# DATA FOR PROCESSING
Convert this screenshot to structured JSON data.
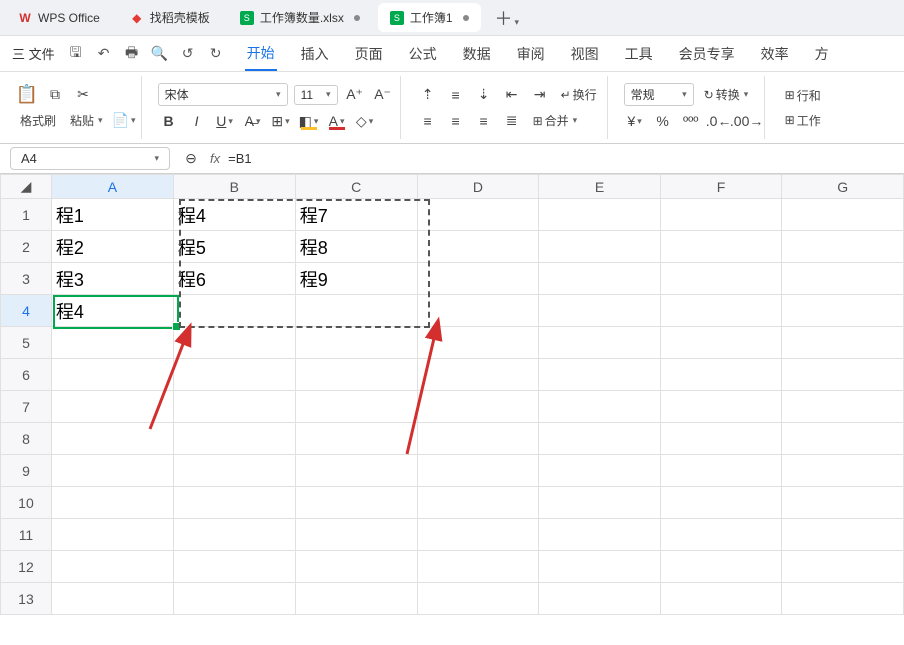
{
  "tabs": {
    "app": "WPS Office",
    "template": "找稻壳模板",
    "file1": "工作簿数量.xlsx",
    "file2": "工作簿1"
  },
  "menu": {
    "file": "三 文件",
    "items": [
      "开始",
      "插入",
      "页面",
      "公式",
      "数据",
      "审阅",
      "视图",
      "工具",
      "会员专享",
      "效率",
      "方"
    ],
    "active_index": 0
  },
  "ribbon": {
    "format_brush": "格式刷",
    "paste": "粘贴",
    "font_name": "宋体",
    "font_size": "11",
    "number_format": "常规",
    "convert": "转换",
    "wrap_text": "换行",
    "merge": "合并",
    "row_col": "行和",
    "worksheet": "工作"
  },
  "formula_bar": {
    "name_box": "A4",
    "formula": "=B1"
  },
  "grid": {
    "columns": [
      "A",
      "B",
      "C",
      "D",
      "E",
      "F",
      "G"
    ],
    "rows": [
      1,
      2,
      3,
      4,
      5,
      6,
      7,
      8,
      9,
      10,
      11,
      12,
      13
    ],
    "cells": {
      "A1": "程1",
      "B1": "程4",
      "C1": "程7",
      "A2": "程2",
      "B2": "程5",
      "C2": "程8",
      "A3": "程3",
      "B3": "程6",
      "C3": "程9",
      "A4": "程4"
    },
    "active_cell": "A4"
  }
}
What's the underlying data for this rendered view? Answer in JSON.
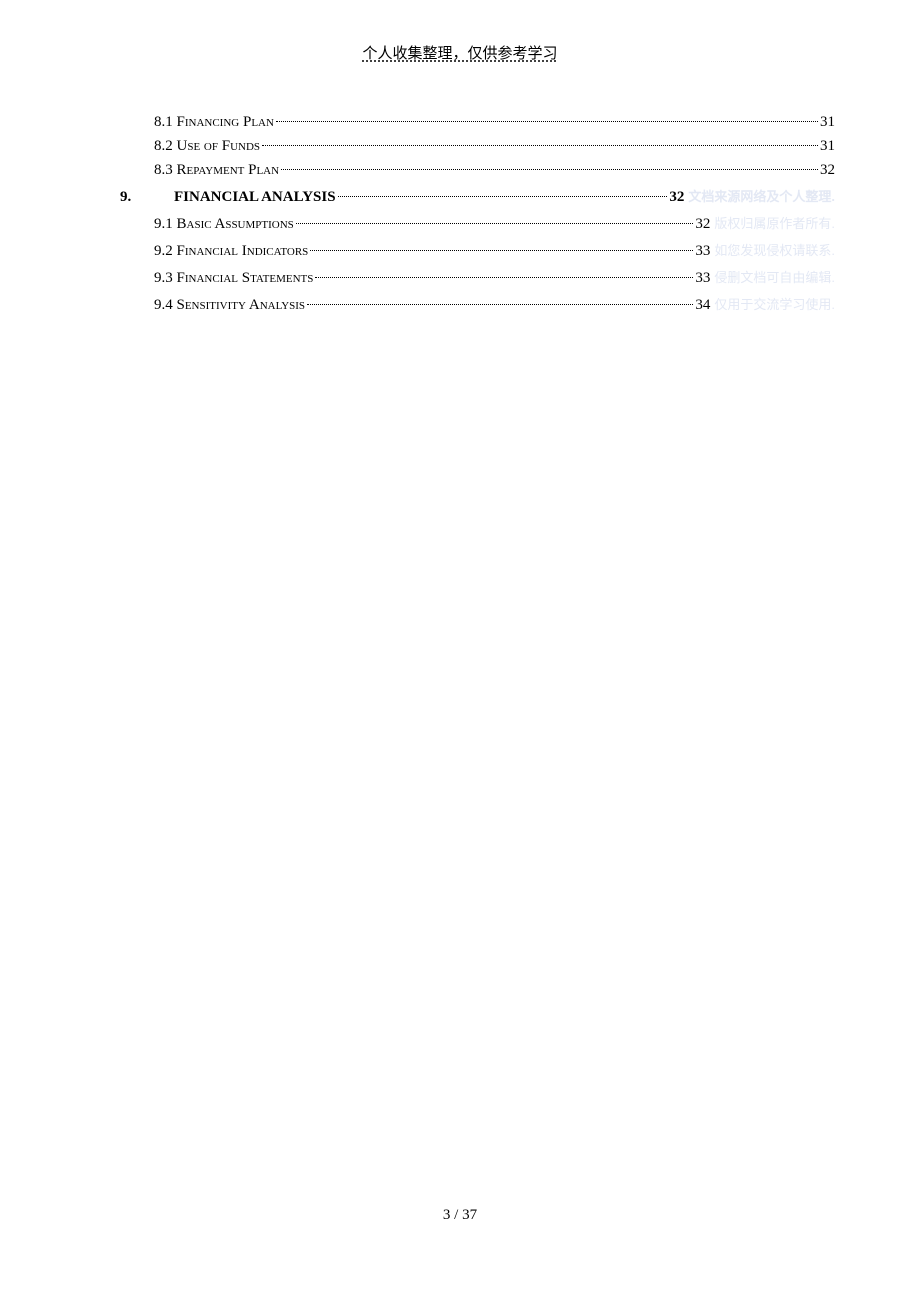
{
  "header": {
    "text": "个人收集整理，仅供参考学习"
  },
  "toc": {
    "sub_8": [
      {
        "label": "8.1 Financing Plan",
        "page": "31"
      },
      {
        "label": "8.2 Use of Funds",
        "page": "31"
      },
      {
        "label": "8.3 Repayment Plan",
        "page": "32"
      }
    ],
    "section_9": {
      "num": "9.",
      "title": "FINANCIAL ANALYSIS",
      "page": "32",
      "annotation": "文档来源网络及个人整理."
    },
    "sub_9": [
      {
        "label": "9.1 Basic Assumptions",
        "page": "32",
        "annotation": "版权归属原作者所有."
      },
      {
        "label": "9.2 Financial Indicators",
        "page": "33",
        "annotation": "如您发现侵权请联系."
      },
      {
        "label": "9.3 Financial Statements",
        "page": "33",
        "annotation": "侵删文档可自由编辑."
      },
      {
        "label": "9.4 Sensitivity Analysis",
        "page": "34",
        "annotation": "仅用于交流学习使用."
      }
    ]
  },
  "footer": {
    "current": "3",
    "sep": " / ",
    "total": "37"
  }
}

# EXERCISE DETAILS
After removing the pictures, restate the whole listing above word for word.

# SOLUTION TO THIS TASK
Convert this screenshot to structured JSON data.
{
  "tabs": {
    "app": "WPS Office",
    "template": "找稻壳模板",
    "file1": "工作簿数量.xlsx",
    "file2": "工作簿1"
  },
  "menu": {
    "file": "三 文件",
    "items": [
      "开始",
      "插入",
      "页面",
      "公式",
      "数据",
      "审阅",
      "视图",
      "工具",
      "会员专享",
      "效率",
      "方"
    ],
    "active_index": 0
  },
  "ribbon": {
    "format_brush": "格式刷",
    "paste": "粘贴",
    "font_name": "宋体",
    "font_size": "11",
    "number_format": "常规",
    "convert": "转换",
    "wrap_text": "换行",
    "merge": "合并",
    "row_col": "行和",
    "worksheet": "工作"
  },
  "formula_bar": {
    "name_box": "A4",
    "formula": "=B1"
  },
  "grid": {
    "columns": [
      "A",
      "B",
      "C",
      "D",
      "E",
      "F",
      "G"
    ],
    "rows": [
      1,
      2,
      3,
      4,
      5,
      6,
      7,
      8,
      9,
      10,
      11,
      12,
      13
    ],
    "cells": {
      "A1": "程1",
      "B1": "程4",
      "C1": "程7",
      "A2": "程2",
      "B2": "程5",
      "C2": "程8",
      "A3": "程3",
      "B3": "程6",
      "C3": "程9",
      "A4": "程4"
    },
    "active_cell": "A4"
  }
}
What's the underlying data for this rendered view? Answer in JSON.
{
  "header": {
    "text": "个人收集整理，仅供参考学习"
  },
  "toc": {
    "sub_8": [
      {
        "label": "8.1 Financing Plan",
        "page": "31"
      },
      {
        "label": "8.2 Use of Funds",
        "page": "31"
      },
      {
        "label": "8.3 Repayment Plan",
        "page": "32"
      }
    ],
    "section_9": {
      "num": "9.",
      "title": "FINANCIAL ANALYSIS",
      "page": "32",
      "annotation": "文档来源网络及个人整理."
    },
    "sub_9": [
      {
        "label": "9.1 Basic Assumptions",
        "page": "32",
        "annotation": "版权归属原作者所有."
      },
      {
        "label": "9.2 Financial Indicators",
        "page": "33",
        "annotation": "如您发现侵权请联系."
      },
      {
        "label": "9.3 Financial Statements",
        "page": "33",
        "annotation": "侵删文档可自由编辑."
      },
      {
        "label": "9.4 Sensitivity Analysis",
        "page": "34",
        "annotation": "仅用于交流学习使用."
      }
    ]
  },
  "footer": {
    "current": "3",
    "sep": " / ",
    "total": "37"
  }
}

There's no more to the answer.